It is commonly accepted that digital technology is transforming the way companies across industry sectors do business. What is less widely agreed upon is the best way for companies to adapt to this transformation. Take the world of newspapers and magazines, for example. In spite of the massively disruptive effect digitization has had on certain other content-providing sectors, there is still a surprising amount of resistance to change among some traditionally print-based organizations.
My wife is a high school journalism advisor and, through her, I’ve witnessed the transformation of the publishing industry from print to Web firsthand. The parallels to larger media outlets are surprisingly relevant. Most news outlets accept the need for a compelling Web presence but they are increasingly faced with readers consuming content on mobile devices. Therefore, they need to optimize their sites for mobile. In some organizations, transferring an established user experience to the context of a mobile browser is a significant development challenge.
It gets worse. Many mobile users no longer consume online content via a browser, preferring to use dedicated apps. Any company that wishes to engage this audience needs to develop a compelling app, but business and technical stakeholders often balk at the cost and complexity of building another user experience for yet another platform. Consequently, some are eschewing mobile apps altogether and concentrating on what they do well – delivering an excellent desktop experience.
These companies are asking if it’s worth investing in app development and deciding it isn’t. Given what we’ve said about digital disruption, this seems like the wrong answer. But the real mistake being made here is asking the wrong question. Instead of asking whether they should launch a ground-up development effort to address a new digital platform, they should be asking how they can adopt architecture patterns that will simplify the process of developing apps for any platform.
The world of journalism has clearly shown that digital transformation is an ongoing process. First, news providers needed to deliver content via the Web, then the mobile Web, then HTML5 apps, then native apps and increasingly through differentiated social and aggregator channels where readers get personalized content. With the Internet of Things becoming a reality, content delivery will move beyond tablets and phones, into smart TVs, connected cars, wearables and beyond.

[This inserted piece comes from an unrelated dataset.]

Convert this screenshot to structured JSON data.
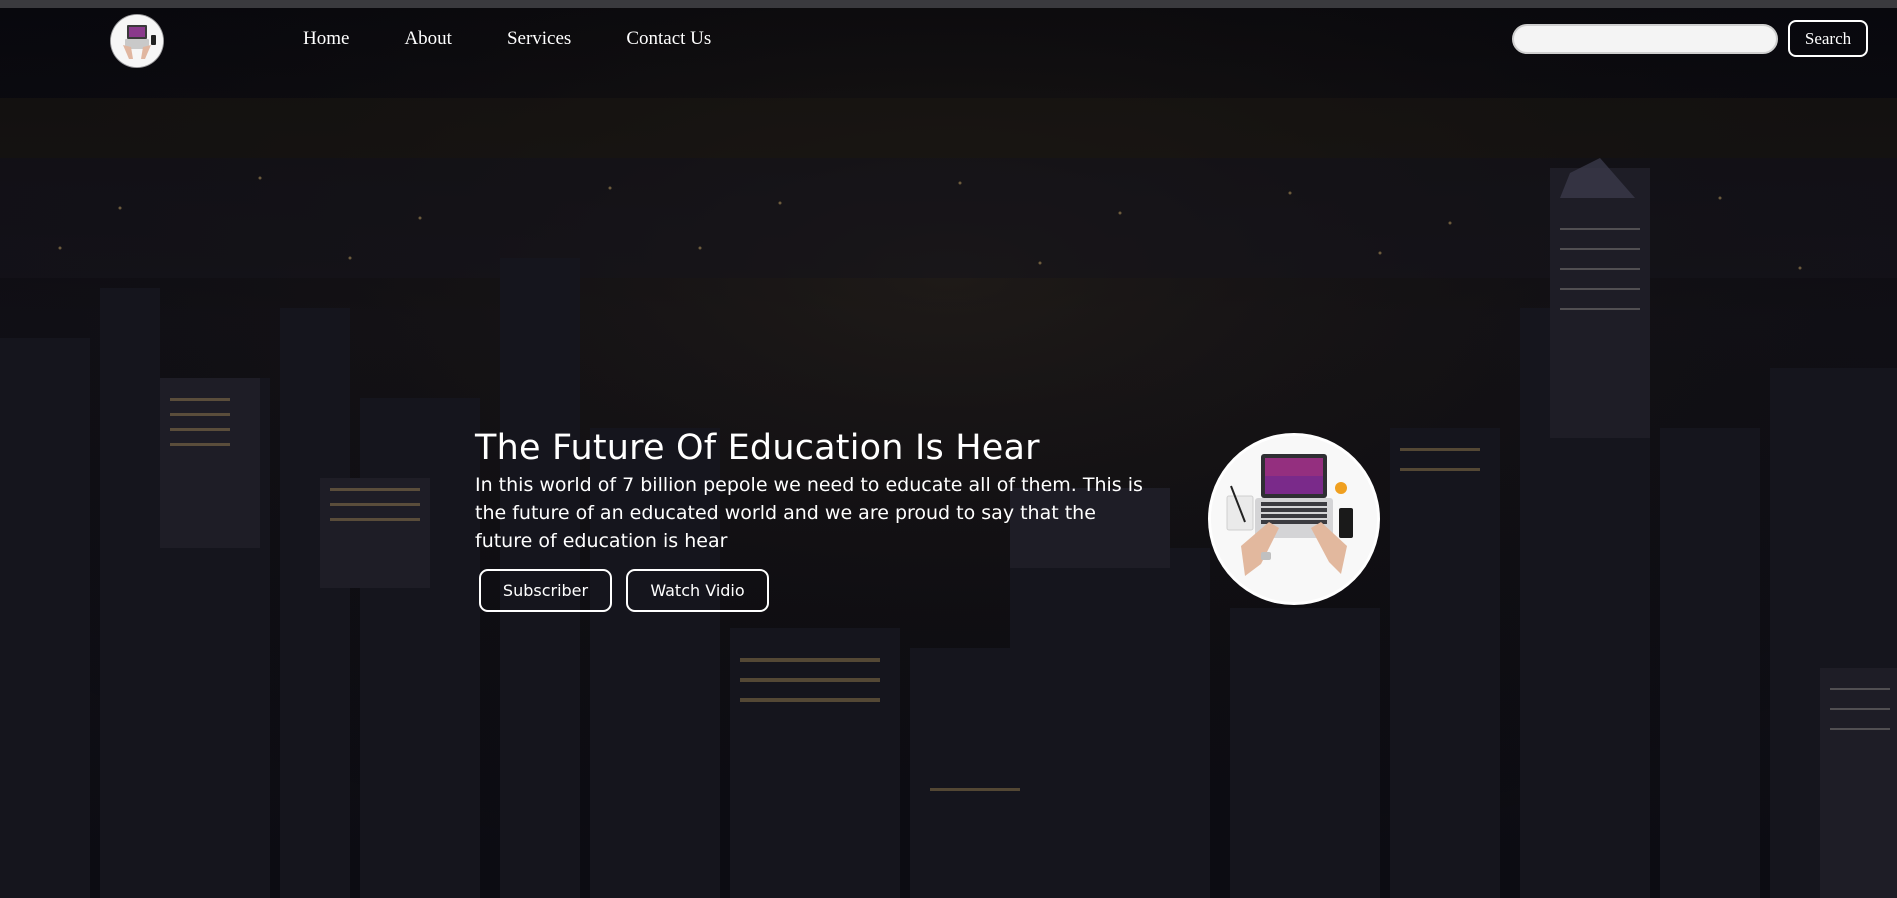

Separate the client-side presentation layer from the data that fuels it.
Companies can address this by adopting architectural patterns that simplify the process of repurposing and coordinating services across online channels. With the right backend architecture in place, they can escape the cycle of always needing to develop solutions for the next hot platform. They can future-proof their digital assets by creating a framework for quickly and cost-effectively developing applications for whatever channels and devices may emerge in the future.
This means separating the client-side presentation layer from the data that fuels it. It may be easy to develop a user interface for a new device or channel but using that UI to deliver your content or service in a meaningful way is another matter. If the interface you currently use to present your data is too tightly coupled to the backend systems in which that data resides, you will have to reformat the data for every new use case, which will inevitably be a slow, resource-intensive process.
The idea of decoupling backend systems from client-side presentation using various standards is not new, but an approach based on RESTful Web APIs is the preferred method. APIs deliver the best solution for quickly building engaging apps and coordinating the delivery of content across channels. In addition, they play a central role in microservices architectures, which are beginning to help companies decompose monolithic applications into more agile components enabled by APIs.
To return to the example of news media and content providers, microservices architecture presents all sorts of new possibilities for accelerating the delivery of relevant online experiences – making it possible to address even the most ephemeral of contexts, such as sports championships, TV competition shows and product launches. Adopting an API-centric architectural approach becomes a method for future-proofing these systems against subsequent changes in client technology.
APIs come with their own challenges. If a media company opens its content repository via APIs to the open Web, it increases the risks of its content being used without permission, its IT systems being hacked or its servers being overwhelmed. Therefore, it will need to include security, identity, monetization and scaling functionality into its API infrastructure – a process that can be simplified using one of the API management solutions that have become available in recent years.
But, with the right infrastructure in place, you will never have to ask if it’s worth your while building an app for a new platform. You’ll be future-proofed and ready to adapt.
Feature Image: The New York Times BrandStudio on behalf of CA Technologies.
The New Stack is a wholly owned subsidiary of Insight Partners. TNS owner Insight Partners is an investor in the following companies: MADE, Real.